"We've taken many psychedelic voyages throughout the galaxies and I've seen the rainbow of colors that have come out of Bobby's body," Harper says. Childers quickly follows with, "We've been all over the Southeast together ... it's kind of wild."
The two have been in a handful of bands together — No Commercial Value, Serpentor and Products of the System among them — but it's the Wolves that has lasted the longest. Having been together for nearly seven years, they've released two albums and, with Harper recently "retired" from owning The Milestone, the duo might pick up the pace.
"We'd like to record a new album this year, but we haven't really started on it yet. We have a few songs written," Harper says. "In 2008, we did a two-week tour, but that's about all we could do while I was running a club. We'll try to get on tour this year, at least for some shows."
Along with any touring possibilities for 2013 Wolves, Childers is also the drummer for Overmountain Men and the organizer of a new showcase that will feature musicians and art in one venue. The first one will take place on Jan. 29 at Tremont Music Hall and feature both of Childers' bands along with Andy the Doorbum, Hectagons and Jason Aswell.

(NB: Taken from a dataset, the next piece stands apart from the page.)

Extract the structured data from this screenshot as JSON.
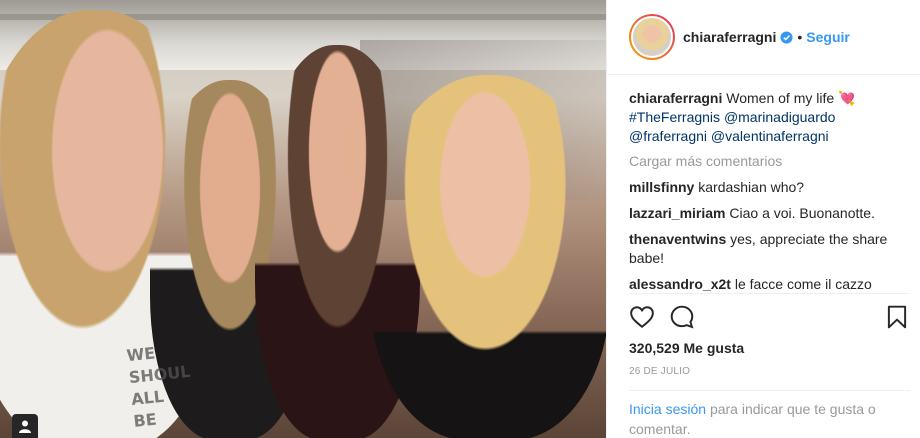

The artists being featured include Ronnie Farmer, Kelly Keith, Curtis Gaston and Childers' father, David.
"I think monthly might be a little too ambitious," Childers says of the showcase idea. "We could probably do it three or four times a year. We've done showcase things ever since we were really young. We've always liked to throw a few groups together that are different stylistically."
The words "different stylistically" not only describes the event, but the music of 2013 Wolves, as well. The band fuses elements of rock, blues, metal, country and punk with occasionally screamed lyrics, drums and a guitar with an octave pedal to broaden the sound. Perhaps it's something like The White Stripes, but fueled by PBR and a lot more testosterone.

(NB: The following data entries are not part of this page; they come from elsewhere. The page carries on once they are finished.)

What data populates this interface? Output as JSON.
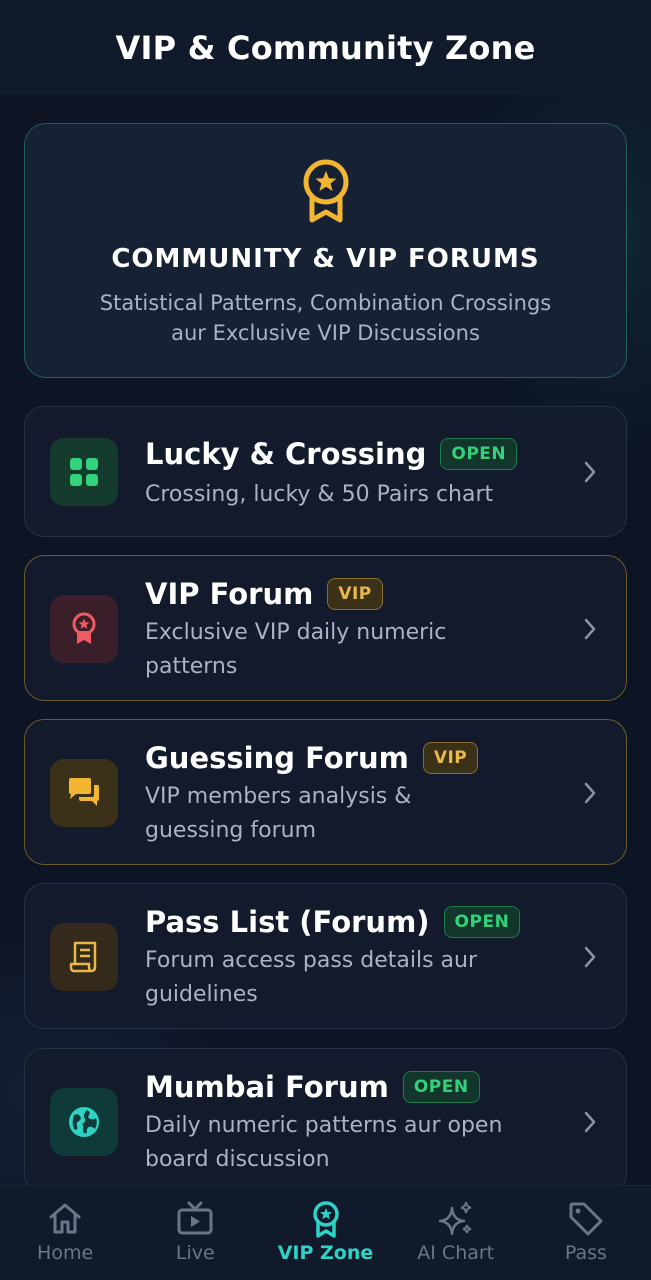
{
  "header": {
    "title": "VIP & Community Zone"
  },
  "hero": {
    "icon": "medal-icon",
    "title": "COMMUNITY & VIP FORUMS",
    "subtitle_line1": "Statistical Patterns, Combination Crossings",
    "subtitle_line2": "aur Exclusive VIP Discussions"
  },
  "forums": [
    {
      "title": "Lucky & Crossing",
      "badge": "OPEN",
      "desc_line1": "Crossing, lucky & 50 Pairs chart",
      "desc_line2": "",
      "icon": "grid-icon"
    },
    {
      "title": "VIP Forum",
      "badge": "VIP",
      "desc_line1": "Exclusive VIP daily numeric",
      "desc_line2": "patterns",
      "icon": "award-icon"
    },
    {
      "title": "Guessing Forum",
      "badge": "VIP",
      "desc_line1": "VIP members analysis &",
      "desc_line2": "guessing forum",
      "icon": "chat-icon"
    },
    {
      "title": "Pass List (Forum)",
      "badge": "OPEN",
      "desc_line1": "Forum access pass details aur",
      "desc_line2": "guidelines",
      "icon": "receipt-icon"
    },
    {
      "title": "Mumbai Forum",
      "badge": "OPEN",
      "desc_line1": "Daily numeric patterns aur open",
      "desc_line2": "board discussion",
      "icon": "globe-icon"
    }
  ],
  "tabs": [
    {
      "label": "Home",
      "icon": "home-icon",
      "active": false
    },
    {
      "label": "Live",
      "icon": "tv-icon",
      "active": false
    },
    {
      "label": "VIP Zone",
      "icon": "medal-icon",
      "active": true
    },
    {
      "label": "AI Chart",
      "icon": "sparkles-icon",
      "active": false
    },
    {
      "label": "Pass",
      "icon": "tag-icon",
      "active": false
    }
  ],
  "colors": {
    "accent": "#2ed3c6",
    "gold": "#f2b632",
    "open_green": "#33d17a",
    "background": "#0d1424"
  }
}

Six years ago, the two decided it was easiest to just play as a duo instead of trying to find other members. Over the decades, Harper says, they always had trouble getting people who didn't have schedule conflicts or gig conflicts. "When it's just me and him, I can say, 'Do you want to practice?' and it's done," Harper says. And the band's goal is simple. "Really, I just want to warp kids' minds," Harper adds. "I want to tell them how being fat and watching lots of television will help you to survive the apocalypse."

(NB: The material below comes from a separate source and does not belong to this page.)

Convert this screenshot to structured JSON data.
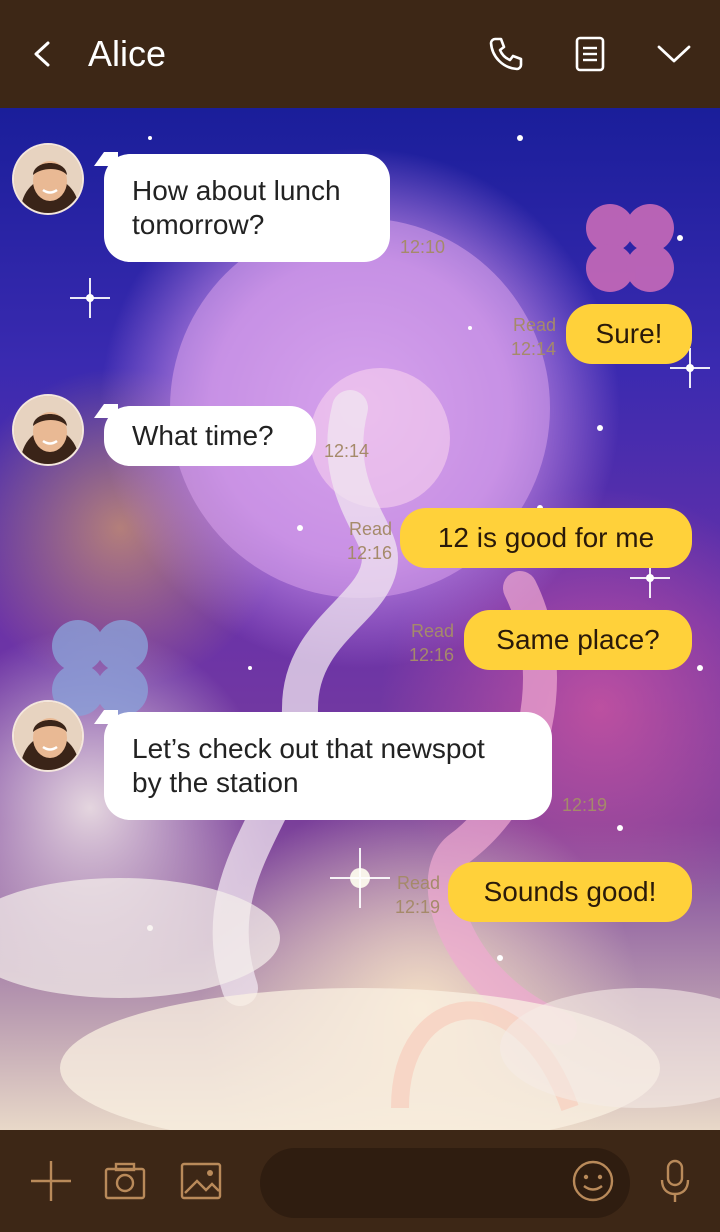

The group quickly gained a name for itself by smashing a variety of things during its shows. This led to fans smashing things or expecting things to be smashed. The idea was dropped and the band has focused on the music ever since. It's just the future that they have to worry about.
"Neil and I are into survivalism ... They say the world will end in 2012. The Wolves are post-apocalyptic," Childers says. Harper adds, "I guess if the world doesn't end, we'll have to disband ... or change our name."
Or there's another option Harper, who has dreams of moving to Central America, jokes about. "I guess if the world doesn't end, I'll have to kill Bobby and then move to Costa Rica." Childers retorts, "I don't think that's a good plan. I'm against it."